Do medical doctors vote on whether the flu or rheumatism or skin cancer are diseases?
The DSM-III (1980) was an effort to jettison outdated theories and terms such as “neurosis” and replace them with an objective list of disorders with agreed-upon symptoms. The DSM-IIIR (1987) was 567 pages and included nearly 300 disorders. The DSM-IV (1994, slightly revised in 2000) was 900 pages and contained nearly 400 disorders. The new DSM-5, with its modernized Arabic number, is 947 pages. It contains, along with serious mental illnesses, “binge-eating disorder” (whose symptoms include “eating when not feeling physically hungry”), “caffeine intoxication,” “parent-child relational problem” and my favorite, “antidepressant discontinuation syndrome.” Now psychiatrists can treat the symptoms of going off antidepressants, which is good because the expanded criteria for many disorders allows doctors to prescribe antidepressants more often for more problems.
If people treated the DSM the way most treat the other Bible—nod their heads to it, say they believe in it and continue sinning—we might be all right. Many psychotherapists who still practice therapy, rather than prescribe a cocktail of Zoloft and Risperdal with a tincture of Ritalin, do just that. They find a label that suits, for insurance purposes, and then get on with helping the client.
Eventually financial incentive come into the picture.

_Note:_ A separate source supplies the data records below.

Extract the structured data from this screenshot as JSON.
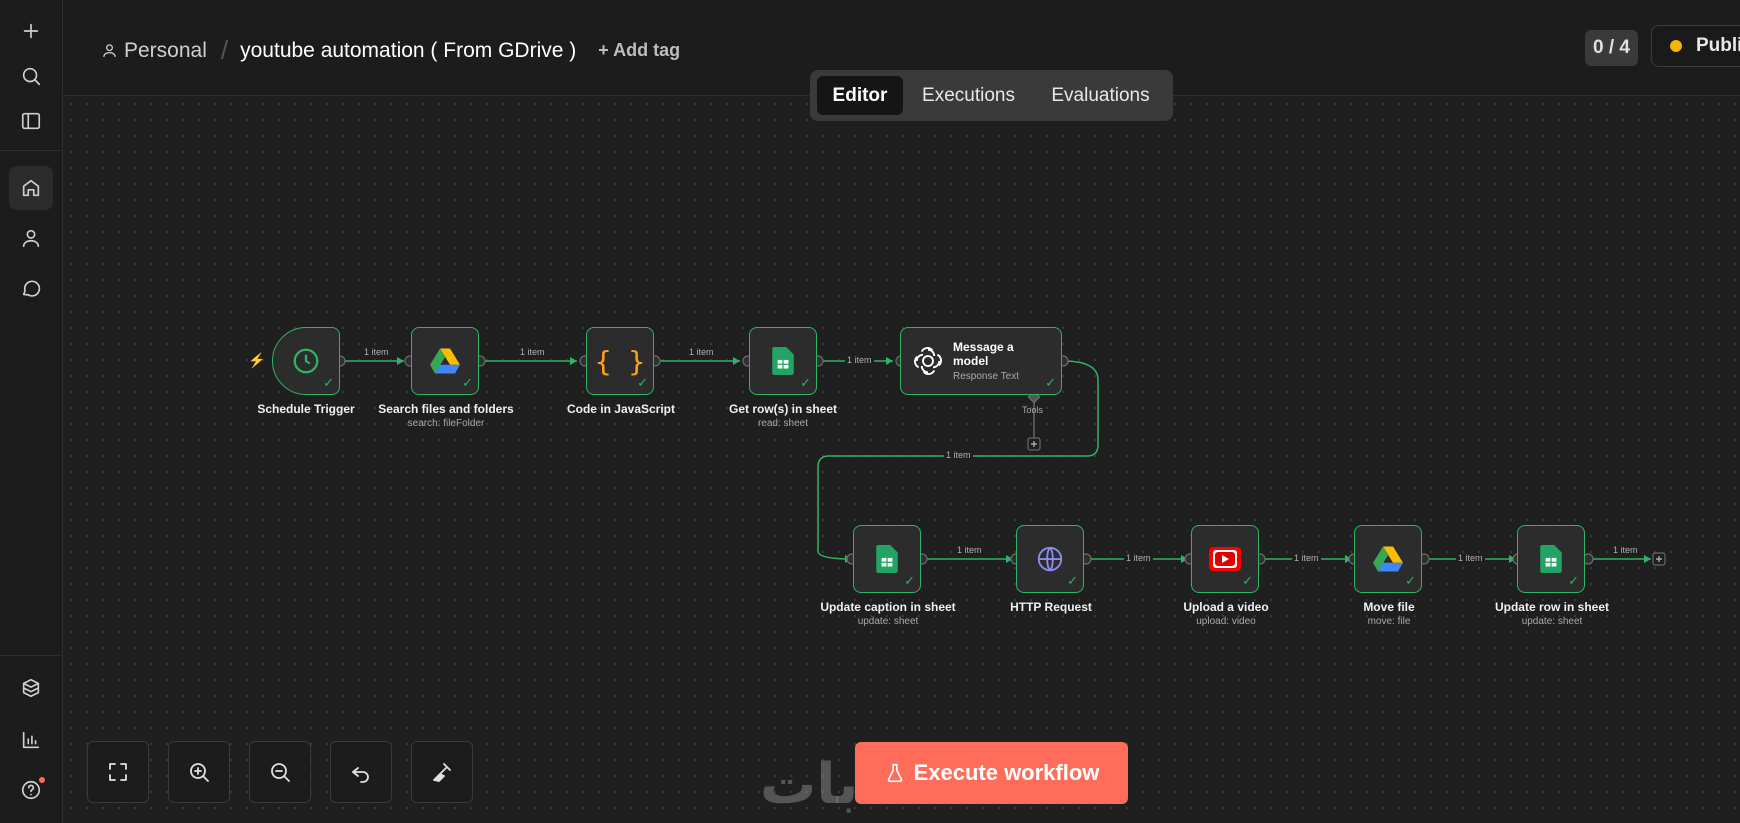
{
  "header": {
    "project": "Personal",
    "separator": "/",
    "workflow_name": "youtube automation ( From GDrive )",
    "add_tag": "+ Add tag",
    "counter": "0 / 4",
    "publish": "Publis"
  },
  "tabs": [
    {
      "label": "Editor",
      "active": true
    },
    {
      "label": "Executions",
      "active": false
    },
    {
      "label": "Evaluations",
      "active": false
    }
  ],
  "nodes": {
    "schedule": {
      "title": "Schedule Trigger",
      "subtitle": ""
    },
    "search": {
      "title": "Search files and folders",
      "subtitle": "search: fileFolder"
    },
    "code": {
      "title": "Code in JavaScript",
      "subtitle": ""
    },
    "getrows": {
      "title": "Get row(s) in sheet",
      "subtitle": "read: sheet"
    },
    "message": {
      "title": "Message a model",
      "subtitle": "Response Text",
      "tools": "Tools"
    },
    "updatecaption": {
      "title": "Update caption in sheet",
      "subtitle": "update: sheet"
    },
    "http": {
      "title": "HTTP Request",
      "subtitle": ""
    },
    "upload": {
      "title": "Upload a video",
      "subtitle": "upload: video"
    },
    "move": {
      "title": "Move file",
      "subtitle": "move: file"
    },
    "updaterow": {
      "title": "Update row in sheet",
      "subtitle": "update: sheet"
    }
  },
  "edge_label": "1 item",
  "code_glyph": "{ }",
  "execute_button": "Execute workflow",
  "watermark": "حسابات",
  "colors": {
    "accent": "#ff6d5a",
    "success": "#2fb463",
    "publish_dot": "#f5b400",
    "code": "#ff9f1c"
  }
}
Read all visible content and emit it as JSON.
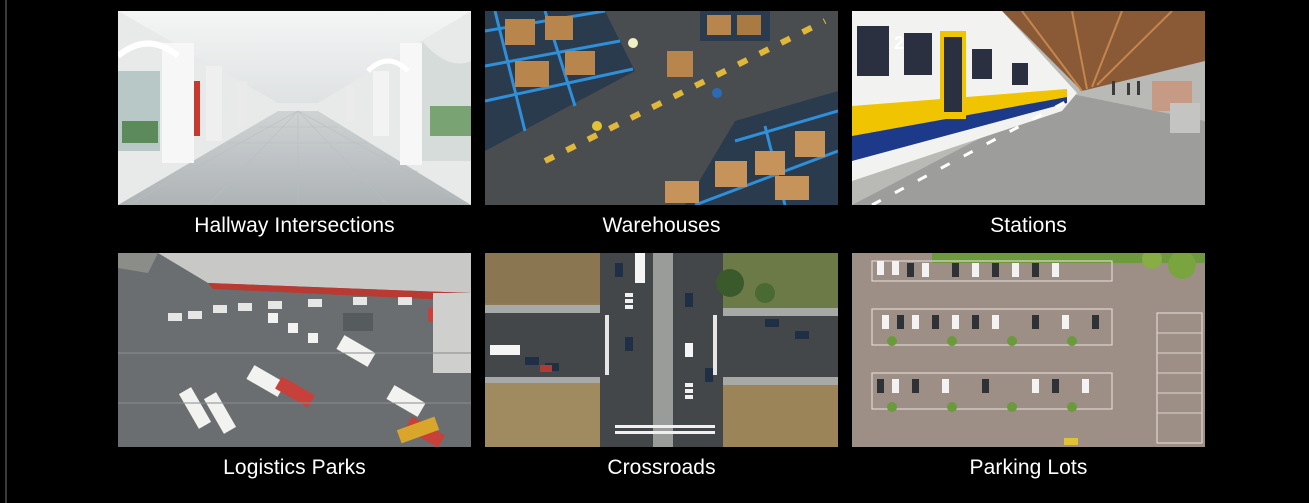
{
  "gallery": {
    "items": [
      {
        "label": "Hallway Intersections",
        "image": "hallway-photo"
      },
      {
        "label": "Warehouses",
        "image": "warehouse-photo"
      },
      {
        "label": "Stations",
        "image": "station-photo"
      },
      {
        "label": "Logistics Parks",
        "image": "logistics-park-photo"
      },
      {
        "label": "Crossroads",
        "image": "crossroads-photo"
      },
      {
        "label": "Parking Lots",
        "image": "parking-lot-photo"
      }
    ]
  },
  "colors": {
    "background": "#000000",
    "caption_text": "#ffffff"
  }
}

But the DSM has grown too powerful to ignore; it is the linchpin of the pharmaceutical-medical complex. Adding more disorders allows doctors to be compensated for treating any kind of problem, from garden-variety sorrow to incapacitating depression. Drug companies encourage new disorders so that they can create medications or repackage old ones: Prozac, when its patent expired, was renamed Sarafem to treat “Premenstrual Dysphoric Disorder.” PMDD had been relegated to the kids’ table (that is, an appendix) in the DSM-IV, thanks to protests by women clinicians who wondered why menstrual symptoms constitute a “mental disorder” when, say, Hypertestosterone Hostility Disorder is nowhere to be found. Alas, PMDD has moved to the adults’ table in the DSM-5. HHD is still MIA.
The review is rather long but worth a read if you’re interested in mental health issues and the power this book plays in treatment and giving incentives for treatments.